By | Louisiana Law Blog | April 7, 2014

The effect of a physician’s decision to deviate from the pharmaceutical company’s dosage instructions contained in a drug’s FDA approved package insert has been a recurring issue in medical malpractice litigation with many claimants contending that any deviation from the manufacturer’s instructions constitutes malpractice. In a recent case the Louisiana Fourth Circuit has now specifically rejected that theory.

Glass Half Full for U.S. Creditors in Jaffe V. Samsung Electronics Co.: Fourth Circuit Rules in Favor of U.S. Creditors in Chapter 15 Jurisdictional Dispute

By | Bankruptcy Report | March 5, 2014

On December 3, 2013, the Court of Appeals for the Fourth Circuit upheld, in  Jaffe v. Samsung Electronics Co., the power, and the duty, of a United States Bankruptcy Court to condition the grant of Bankruptcy Code section 1521(a)(5) relief to a foreign insolvency administrator on conditions sufficient to protect the interests of all interested parties affected by the relief.

Fourth Circuit Requires Penalties for FCA Violations, Even Where No Government Economic Damage Found

By | Triage | December 31, 2013
Fourth Circuit Requires Penalties for FCA Violations, Even Where No Government Economic Damage Found

In a decision sure to generate comment during the new year, the Fourth Circuit ruled in United States ex rel. Bunk v. Gosselin World Wide Moving, No. 12-1369, 2013 U.S. App. LEXIS 25225 (Dec. 19, 2013), that penalties of some amount must be awarded for violations of the civil False Claims Act even though the trial court had determined the government suffered no economic damage. 

Fourth Circuit Weighs in On Supreme Court’s Class Action Decision in Walmart V. Dukes–or Does It?

By | The Compass | November 11, 2013
Fourth Circuit Weighs in On Supreme Court’s Class Action Decision in Walmart V. Dukes–or Does It?

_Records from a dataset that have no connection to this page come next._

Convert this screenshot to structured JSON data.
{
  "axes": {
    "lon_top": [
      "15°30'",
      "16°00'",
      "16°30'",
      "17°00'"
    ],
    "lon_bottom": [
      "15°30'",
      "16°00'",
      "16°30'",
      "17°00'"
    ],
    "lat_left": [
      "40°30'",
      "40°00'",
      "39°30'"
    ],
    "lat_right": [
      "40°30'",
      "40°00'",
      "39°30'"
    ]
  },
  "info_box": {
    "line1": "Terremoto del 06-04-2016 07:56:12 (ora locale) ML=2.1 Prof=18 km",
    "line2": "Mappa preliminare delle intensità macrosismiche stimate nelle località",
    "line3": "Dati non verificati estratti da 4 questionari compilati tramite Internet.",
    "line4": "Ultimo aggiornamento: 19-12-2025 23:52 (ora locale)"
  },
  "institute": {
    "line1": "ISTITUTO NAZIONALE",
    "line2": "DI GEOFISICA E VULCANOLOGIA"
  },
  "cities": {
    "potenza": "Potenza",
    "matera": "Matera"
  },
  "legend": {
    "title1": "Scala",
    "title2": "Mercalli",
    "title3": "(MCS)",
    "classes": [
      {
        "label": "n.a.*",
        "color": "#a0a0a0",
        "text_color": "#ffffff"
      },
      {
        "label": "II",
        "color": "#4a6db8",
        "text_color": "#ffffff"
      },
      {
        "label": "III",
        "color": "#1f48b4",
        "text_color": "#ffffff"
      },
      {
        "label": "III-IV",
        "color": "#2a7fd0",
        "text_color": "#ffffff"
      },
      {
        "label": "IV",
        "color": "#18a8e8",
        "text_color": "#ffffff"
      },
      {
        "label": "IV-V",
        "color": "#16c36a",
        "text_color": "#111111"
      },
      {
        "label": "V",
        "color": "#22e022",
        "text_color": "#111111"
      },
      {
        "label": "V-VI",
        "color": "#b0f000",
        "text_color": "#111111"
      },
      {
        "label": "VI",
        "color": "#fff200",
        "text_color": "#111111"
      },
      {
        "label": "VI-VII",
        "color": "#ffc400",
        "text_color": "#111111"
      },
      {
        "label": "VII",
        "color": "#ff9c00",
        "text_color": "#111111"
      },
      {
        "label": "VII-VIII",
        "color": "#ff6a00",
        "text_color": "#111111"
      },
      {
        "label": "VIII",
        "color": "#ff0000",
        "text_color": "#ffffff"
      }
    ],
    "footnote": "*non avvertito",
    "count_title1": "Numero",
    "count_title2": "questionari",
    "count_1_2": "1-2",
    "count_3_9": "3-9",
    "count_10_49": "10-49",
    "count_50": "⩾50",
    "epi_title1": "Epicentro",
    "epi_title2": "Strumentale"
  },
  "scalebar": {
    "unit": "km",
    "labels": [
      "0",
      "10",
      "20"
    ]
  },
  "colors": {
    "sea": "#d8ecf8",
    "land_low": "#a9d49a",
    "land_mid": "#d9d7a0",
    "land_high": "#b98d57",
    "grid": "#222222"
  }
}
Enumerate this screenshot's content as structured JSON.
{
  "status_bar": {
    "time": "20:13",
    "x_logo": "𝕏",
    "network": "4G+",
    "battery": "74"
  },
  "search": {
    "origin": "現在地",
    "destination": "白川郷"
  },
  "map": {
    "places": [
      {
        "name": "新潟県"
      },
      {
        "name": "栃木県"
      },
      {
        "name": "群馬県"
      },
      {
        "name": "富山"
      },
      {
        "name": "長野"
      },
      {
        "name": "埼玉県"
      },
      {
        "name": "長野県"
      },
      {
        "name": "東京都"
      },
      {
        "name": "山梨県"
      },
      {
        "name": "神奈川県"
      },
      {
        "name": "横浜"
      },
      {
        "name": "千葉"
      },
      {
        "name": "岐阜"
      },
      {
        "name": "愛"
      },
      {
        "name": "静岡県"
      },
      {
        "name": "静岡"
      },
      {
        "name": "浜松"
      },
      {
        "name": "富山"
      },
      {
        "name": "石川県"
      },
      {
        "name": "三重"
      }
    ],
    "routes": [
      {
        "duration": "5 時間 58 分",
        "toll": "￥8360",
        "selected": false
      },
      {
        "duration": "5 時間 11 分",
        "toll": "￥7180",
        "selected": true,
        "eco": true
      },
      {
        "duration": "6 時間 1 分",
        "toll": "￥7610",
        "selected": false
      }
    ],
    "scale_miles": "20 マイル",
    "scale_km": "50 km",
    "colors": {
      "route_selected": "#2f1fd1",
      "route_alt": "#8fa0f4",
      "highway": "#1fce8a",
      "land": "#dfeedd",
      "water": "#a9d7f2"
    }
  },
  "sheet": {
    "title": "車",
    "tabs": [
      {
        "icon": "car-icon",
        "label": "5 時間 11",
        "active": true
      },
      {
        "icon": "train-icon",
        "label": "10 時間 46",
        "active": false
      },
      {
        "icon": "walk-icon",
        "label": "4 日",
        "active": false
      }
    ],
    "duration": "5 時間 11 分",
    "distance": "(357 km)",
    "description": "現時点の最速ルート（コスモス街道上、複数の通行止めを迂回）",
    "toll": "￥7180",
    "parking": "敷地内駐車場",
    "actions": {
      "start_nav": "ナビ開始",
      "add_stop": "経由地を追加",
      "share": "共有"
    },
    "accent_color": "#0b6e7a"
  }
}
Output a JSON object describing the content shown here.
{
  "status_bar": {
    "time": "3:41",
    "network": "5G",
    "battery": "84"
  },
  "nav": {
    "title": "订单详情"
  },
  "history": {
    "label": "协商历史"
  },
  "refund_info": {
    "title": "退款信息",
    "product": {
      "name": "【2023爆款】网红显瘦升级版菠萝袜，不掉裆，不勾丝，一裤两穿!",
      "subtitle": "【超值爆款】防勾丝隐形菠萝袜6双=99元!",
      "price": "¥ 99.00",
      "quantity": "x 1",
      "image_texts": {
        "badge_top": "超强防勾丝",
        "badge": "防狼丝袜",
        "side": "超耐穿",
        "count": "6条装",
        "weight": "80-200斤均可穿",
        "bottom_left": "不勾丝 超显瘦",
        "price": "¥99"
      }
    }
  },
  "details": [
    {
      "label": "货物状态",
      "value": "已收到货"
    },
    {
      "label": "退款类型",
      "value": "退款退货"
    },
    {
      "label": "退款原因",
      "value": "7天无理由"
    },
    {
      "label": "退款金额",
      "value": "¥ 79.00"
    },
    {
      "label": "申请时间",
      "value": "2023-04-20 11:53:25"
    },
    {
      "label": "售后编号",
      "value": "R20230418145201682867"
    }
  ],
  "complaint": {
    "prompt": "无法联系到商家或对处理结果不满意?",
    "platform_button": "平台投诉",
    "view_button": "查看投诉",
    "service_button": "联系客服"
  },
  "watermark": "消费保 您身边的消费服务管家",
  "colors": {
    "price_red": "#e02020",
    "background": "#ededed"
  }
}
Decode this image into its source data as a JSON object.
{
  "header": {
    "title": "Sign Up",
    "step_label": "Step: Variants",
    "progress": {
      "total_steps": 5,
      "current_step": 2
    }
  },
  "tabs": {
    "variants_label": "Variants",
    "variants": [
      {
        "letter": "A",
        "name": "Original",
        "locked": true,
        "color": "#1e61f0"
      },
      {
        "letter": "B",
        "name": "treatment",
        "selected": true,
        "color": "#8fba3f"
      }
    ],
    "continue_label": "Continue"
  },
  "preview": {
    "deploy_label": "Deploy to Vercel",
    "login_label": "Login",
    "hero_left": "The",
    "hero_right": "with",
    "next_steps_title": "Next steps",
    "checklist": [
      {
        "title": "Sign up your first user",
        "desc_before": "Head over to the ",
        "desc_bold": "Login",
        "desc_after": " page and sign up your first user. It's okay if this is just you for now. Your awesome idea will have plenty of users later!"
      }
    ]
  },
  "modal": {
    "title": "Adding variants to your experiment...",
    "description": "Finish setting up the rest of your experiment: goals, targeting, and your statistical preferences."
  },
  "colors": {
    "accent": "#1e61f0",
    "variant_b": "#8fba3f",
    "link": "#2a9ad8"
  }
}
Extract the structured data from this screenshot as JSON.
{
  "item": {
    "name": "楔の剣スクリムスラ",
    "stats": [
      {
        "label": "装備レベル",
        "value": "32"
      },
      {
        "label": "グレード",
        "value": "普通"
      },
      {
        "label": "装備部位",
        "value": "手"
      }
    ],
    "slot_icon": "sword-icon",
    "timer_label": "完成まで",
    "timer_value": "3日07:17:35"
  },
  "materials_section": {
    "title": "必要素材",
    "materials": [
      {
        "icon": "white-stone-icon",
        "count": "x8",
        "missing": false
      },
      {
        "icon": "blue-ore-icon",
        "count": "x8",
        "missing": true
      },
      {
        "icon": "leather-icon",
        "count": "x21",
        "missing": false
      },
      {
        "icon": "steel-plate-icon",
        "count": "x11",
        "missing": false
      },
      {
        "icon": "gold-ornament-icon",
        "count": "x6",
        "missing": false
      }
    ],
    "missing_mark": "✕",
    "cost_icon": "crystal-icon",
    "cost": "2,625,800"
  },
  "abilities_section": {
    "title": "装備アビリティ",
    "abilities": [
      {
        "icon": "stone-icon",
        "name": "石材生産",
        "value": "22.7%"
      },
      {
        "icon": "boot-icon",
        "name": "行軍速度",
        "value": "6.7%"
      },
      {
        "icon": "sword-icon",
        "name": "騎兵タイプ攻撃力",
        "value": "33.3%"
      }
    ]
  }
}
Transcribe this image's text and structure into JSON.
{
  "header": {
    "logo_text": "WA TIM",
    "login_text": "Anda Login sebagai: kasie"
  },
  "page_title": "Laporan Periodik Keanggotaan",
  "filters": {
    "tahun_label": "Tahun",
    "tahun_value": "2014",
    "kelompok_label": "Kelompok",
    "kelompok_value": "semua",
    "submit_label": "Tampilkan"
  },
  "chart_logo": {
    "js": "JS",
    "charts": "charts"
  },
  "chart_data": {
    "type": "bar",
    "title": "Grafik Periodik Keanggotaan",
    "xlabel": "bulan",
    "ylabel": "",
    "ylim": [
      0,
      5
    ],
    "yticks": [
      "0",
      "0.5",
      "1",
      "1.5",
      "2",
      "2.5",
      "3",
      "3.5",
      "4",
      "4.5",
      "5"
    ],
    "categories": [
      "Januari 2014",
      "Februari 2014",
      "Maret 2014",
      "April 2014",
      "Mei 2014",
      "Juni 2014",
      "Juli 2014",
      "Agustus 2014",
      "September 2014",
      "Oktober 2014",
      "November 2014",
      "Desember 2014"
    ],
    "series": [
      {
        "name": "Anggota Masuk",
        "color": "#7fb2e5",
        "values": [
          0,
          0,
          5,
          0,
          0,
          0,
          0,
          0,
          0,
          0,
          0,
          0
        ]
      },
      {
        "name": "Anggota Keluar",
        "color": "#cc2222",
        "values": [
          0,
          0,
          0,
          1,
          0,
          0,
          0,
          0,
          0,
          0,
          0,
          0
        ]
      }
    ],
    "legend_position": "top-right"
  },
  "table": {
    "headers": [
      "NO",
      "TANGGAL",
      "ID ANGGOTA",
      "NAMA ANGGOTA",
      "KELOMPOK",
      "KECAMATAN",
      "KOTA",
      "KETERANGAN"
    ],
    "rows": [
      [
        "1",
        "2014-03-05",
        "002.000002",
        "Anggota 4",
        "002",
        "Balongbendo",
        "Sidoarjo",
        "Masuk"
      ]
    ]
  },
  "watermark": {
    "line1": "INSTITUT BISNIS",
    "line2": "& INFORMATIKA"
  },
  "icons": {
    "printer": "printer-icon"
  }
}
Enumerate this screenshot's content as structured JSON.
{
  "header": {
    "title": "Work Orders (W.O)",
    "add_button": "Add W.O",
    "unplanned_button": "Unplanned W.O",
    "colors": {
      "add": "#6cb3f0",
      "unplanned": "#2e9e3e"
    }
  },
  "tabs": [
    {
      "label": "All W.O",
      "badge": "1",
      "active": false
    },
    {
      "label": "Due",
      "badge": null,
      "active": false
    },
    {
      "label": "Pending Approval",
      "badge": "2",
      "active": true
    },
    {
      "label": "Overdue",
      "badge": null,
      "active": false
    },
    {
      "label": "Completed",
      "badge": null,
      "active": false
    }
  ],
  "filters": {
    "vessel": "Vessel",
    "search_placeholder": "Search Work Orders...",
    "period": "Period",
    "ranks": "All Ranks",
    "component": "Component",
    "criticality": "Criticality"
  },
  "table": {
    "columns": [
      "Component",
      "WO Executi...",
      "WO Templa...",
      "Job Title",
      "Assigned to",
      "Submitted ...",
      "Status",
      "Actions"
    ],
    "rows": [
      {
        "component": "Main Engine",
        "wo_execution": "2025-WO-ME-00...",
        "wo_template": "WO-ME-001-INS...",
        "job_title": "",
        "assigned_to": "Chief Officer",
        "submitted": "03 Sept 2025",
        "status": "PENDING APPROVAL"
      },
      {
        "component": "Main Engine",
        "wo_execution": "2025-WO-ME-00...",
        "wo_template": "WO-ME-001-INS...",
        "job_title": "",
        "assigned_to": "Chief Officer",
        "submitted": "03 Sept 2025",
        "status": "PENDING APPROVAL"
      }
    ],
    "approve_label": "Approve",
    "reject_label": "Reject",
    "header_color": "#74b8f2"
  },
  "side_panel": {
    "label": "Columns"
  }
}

In the Fourth Circuit’s recent decision in Scott v. Family Dollar Stores, the concurrence and dissent sharply disagreed about the significance of the majority opinion.  Depending on which opinion you read, Family Dollar is either a sweeping reinterpretation of the Supreme Court’s class action decision in Wal-Mart v. Dukes or a narrow holding reiterating the rule in favor of liberal amendment of complaints.  Time will tell who is right.

Fourth Circuit Finds District Court Erroneously Applied Wal-Mart Stores, Inc. V. Dukes in Denying Leave to Amend Complaint in Pay Discrimination Suit

Fourth Circuit Finds District Court Erroneously Applied Wal-Mart Stores, Inc. V. Dukes in Denying Leave to Amend Complaint in Pay Discrimination Suit

In its recent decision in Scott v. Family Dollar Stores, Inc., No. 12-1610 (4th Cir. Oct. 16, 2013), the Fourth Circuit ruled that the district court abused its discretion by refusing to allow plaintiffs asserting claims of gender-based pay discrimination leave to file an amended complaint based upon an erroneous interpretation of the Rule 23(a) commonality requirements for class certification set forth by the United States Supreme Court in Wal-Mart Stores, Inc. v. Dukes, 131 S. Ct. 2541 (2011).